> _PROBLEM DETAILS_: Copy out, from the data below, each line in which the word "retweets" occurs.

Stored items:
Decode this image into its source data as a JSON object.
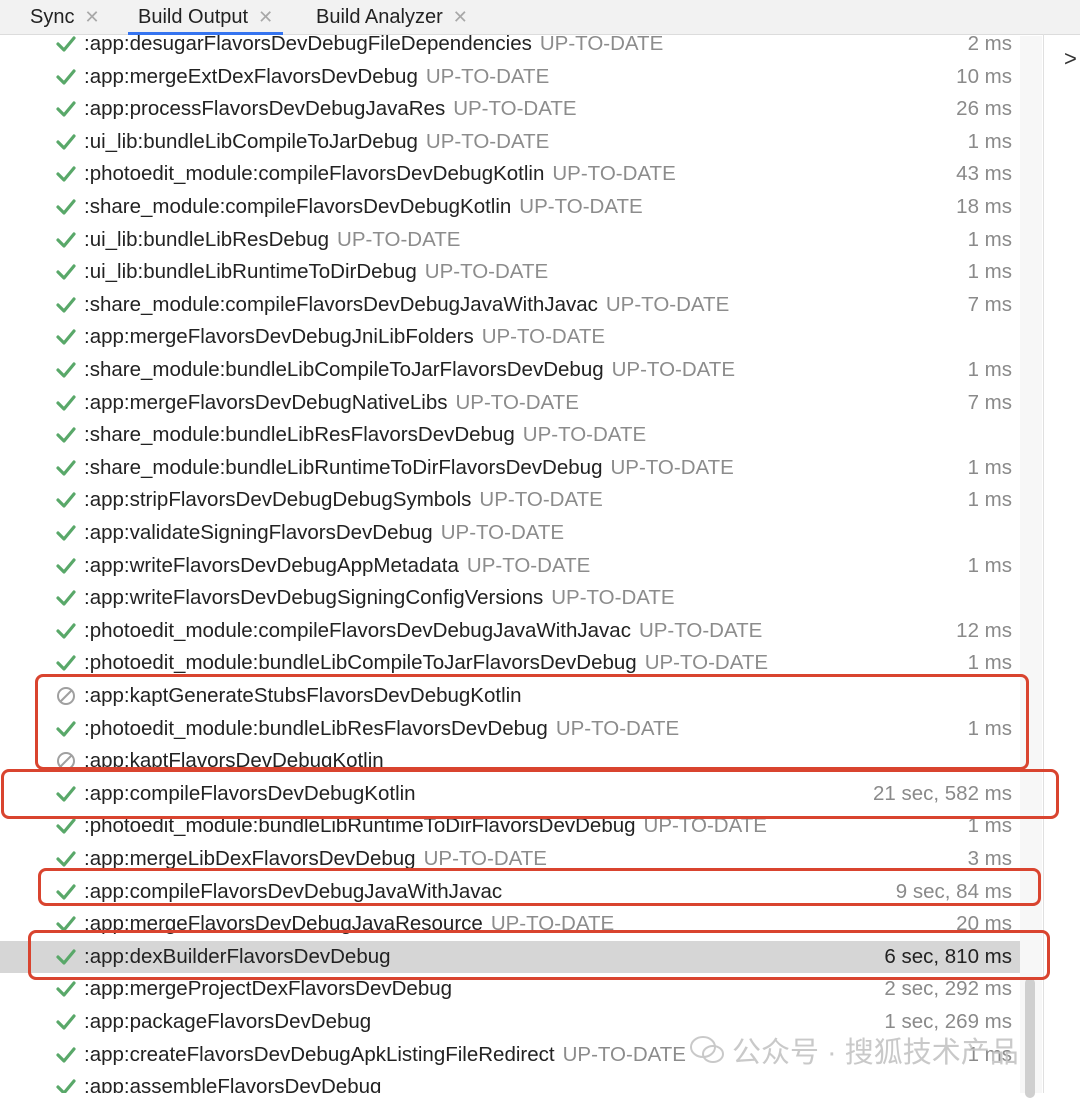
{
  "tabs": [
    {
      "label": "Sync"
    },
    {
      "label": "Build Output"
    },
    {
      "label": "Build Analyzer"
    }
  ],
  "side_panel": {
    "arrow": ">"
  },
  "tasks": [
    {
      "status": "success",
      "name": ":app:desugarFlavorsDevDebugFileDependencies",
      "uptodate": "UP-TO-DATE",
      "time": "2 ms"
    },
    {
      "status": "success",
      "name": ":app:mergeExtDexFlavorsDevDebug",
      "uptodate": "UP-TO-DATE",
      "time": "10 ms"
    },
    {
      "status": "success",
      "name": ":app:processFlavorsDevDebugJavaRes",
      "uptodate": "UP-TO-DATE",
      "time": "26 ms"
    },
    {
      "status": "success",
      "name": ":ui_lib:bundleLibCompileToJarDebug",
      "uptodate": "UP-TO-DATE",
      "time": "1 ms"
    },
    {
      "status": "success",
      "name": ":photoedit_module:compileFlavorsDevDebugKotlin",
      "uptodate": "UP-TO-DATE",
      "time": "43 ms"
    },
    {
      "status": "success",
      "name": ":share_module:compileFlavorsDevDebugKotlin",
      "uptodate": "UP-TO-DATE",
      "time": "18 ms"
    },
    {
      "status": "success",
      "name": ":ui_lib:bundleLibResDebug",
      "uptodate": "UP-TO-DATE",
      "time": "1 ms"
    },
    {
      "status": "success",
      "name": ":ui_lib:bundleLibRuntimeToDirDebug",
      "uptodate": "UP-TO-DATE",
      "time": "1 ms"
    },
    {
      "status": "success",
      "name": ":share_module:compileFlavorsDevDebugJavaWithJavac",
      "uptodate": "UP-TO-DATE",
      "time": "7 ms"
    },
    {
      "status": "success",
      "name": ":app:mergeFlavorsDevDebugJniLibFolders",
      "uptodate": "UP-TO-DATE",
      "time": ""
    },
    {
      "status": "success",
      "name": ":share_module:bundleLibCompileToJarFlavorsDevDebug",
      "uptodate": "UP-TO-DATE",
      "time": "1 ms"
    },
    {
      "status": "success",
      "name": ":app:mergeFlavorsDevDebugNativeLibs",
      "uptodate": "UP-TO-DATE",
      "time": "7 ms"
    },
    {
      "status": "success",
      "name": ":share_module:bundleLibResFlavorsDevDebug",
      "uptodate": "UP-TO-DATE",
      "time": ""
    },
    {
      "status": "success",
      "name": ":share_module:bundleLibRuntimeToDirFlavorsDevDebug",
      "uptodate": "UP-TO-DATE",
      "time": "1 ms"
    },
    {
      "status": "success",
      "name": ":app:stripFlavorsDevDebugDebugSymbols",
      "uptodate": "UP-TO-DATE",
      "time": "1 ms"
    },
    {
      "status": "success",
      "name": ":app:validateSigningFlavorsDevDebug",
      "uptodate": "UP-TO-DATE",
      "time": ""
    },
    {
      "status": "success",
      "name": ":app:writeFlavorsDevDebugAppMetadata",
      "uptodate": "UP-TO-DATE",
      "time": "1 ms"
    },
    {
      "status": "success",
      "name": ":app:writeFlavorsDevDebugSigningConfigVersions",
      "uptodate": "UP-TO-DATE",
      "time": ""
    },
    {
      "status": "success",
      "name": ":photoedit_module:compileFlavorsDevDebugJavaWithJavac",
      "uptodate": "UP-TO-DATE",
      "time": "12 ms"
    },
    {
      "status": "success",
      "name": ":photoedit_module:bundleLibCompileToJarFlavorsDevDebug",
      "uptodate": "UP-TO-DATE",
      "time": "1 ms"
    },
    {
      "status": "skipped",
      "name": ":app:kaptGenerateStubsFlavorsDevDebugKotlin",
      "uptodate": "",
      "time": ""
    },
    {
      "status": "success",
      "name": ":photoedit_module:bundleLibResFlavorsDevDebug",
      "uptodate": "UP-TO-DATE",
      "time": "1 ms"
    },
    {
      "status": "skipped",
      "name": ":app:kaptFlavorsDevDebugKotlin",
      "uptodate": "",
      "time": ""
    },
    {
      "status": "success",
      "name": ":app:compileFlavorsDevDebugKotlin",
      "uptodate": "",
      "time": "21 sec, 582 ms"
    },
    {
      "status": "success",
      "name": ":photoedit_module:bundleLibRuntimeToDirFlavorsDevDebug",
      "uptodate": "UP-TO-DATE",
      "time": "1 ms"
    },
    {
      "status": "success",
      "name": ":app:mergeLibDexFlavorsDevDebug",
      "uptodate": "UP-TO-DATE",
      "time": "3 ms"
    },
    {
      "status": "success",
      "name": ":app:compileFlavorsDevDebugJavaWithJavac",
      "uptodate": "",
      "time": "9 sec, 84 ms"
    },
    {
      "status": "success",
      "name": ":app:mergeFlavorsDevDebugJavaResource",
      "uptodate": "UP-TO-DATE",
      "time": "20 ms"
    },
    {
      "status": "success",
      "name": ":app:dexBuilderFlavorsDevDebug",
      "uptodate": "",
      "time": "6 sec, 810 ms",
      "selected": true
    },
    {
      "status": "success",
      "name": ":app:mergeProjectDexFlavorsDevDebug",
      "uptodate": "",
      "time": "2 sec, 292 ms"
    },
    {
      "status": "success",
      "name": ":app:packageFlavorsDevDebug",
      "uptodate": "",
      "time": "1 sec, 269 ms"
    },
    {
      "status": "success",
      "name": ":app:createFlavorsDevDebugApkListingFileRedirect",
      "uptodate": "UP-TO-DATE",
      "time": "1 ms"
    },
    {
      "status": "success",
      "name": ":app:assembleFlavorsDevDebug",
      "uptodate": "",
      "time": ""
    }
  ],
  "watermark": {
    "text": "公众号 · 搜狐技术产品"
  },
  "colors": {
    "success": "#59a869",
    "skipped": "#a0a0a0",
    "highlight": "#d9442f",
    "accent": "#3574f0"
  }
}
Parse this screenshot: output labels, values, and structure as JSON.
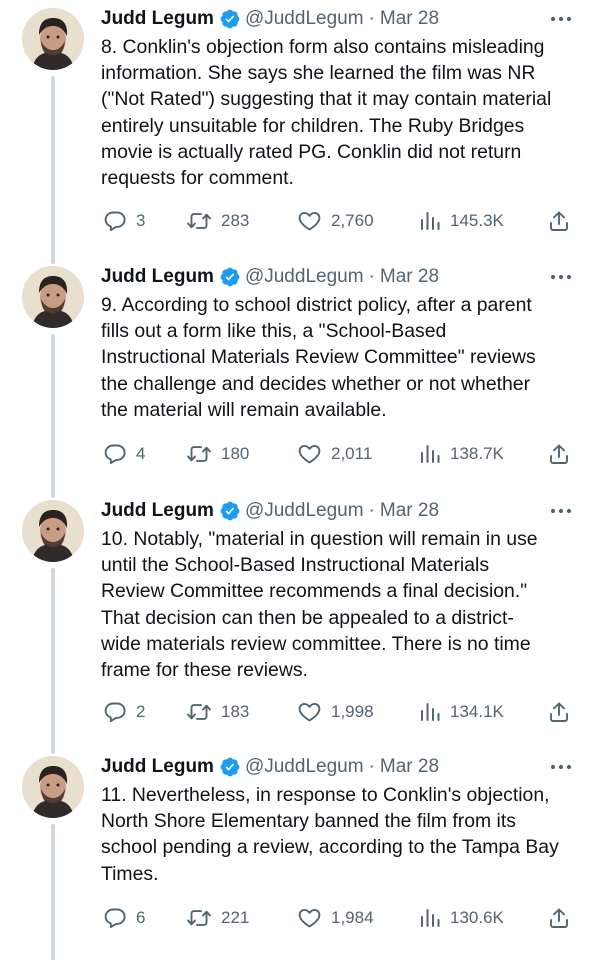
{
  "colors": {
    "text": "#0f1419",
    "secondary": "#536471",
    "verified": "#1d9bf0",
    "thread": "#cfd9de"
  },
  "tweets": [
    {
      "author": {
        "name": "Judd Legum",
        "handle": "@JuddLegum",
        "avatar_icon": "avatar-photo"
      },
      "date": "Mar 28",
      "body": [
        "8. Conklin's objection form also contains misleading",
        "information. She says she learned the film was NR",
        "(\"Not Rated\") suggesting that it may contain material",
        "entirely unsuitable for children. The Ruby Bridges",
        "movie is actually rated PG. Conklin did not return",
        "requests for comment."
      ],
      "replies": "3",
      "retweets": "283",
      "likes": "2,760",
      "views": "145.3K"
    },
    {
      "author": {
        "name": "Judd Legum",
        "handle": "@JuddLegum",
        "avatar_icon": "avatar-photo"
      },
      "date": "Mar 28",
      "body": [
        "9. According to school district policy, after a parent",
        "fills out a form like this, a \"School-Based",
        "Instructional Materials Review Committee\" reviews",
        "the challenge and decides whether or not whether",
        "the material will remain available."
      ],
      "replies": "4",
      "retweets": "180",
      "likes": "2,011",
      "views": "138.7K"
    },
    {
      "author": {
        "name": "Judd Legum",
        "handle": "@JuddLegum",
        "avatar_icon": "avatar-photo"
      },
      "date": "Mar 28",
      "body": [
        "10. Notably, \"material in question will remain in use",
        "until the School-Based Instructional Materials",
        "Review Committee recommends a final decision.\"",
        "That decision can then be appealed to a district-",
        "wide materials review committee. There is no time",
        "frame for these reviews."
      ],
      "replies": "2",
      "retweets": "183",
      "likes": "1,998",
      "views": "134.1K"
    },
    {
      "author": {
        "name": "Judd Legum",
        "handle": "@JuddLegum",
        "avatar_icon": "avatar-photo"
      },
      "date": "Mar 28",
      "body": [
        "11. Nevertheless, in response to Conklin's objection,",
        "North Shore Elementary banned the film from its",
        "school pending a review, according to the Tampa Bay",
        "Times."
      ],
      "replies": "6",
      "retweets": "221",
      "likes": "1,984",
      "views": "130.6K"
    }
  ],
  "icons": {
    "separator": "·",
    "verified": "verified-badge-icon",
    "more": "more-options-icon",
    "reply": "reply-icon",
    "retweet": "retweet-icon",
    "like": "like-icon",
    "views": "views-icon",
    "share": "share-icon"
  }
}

> _FINAL ANSWER_:
      "retweets": "283",
      "retweets": "180",
      "retweets": "183",
      "retweets": "221",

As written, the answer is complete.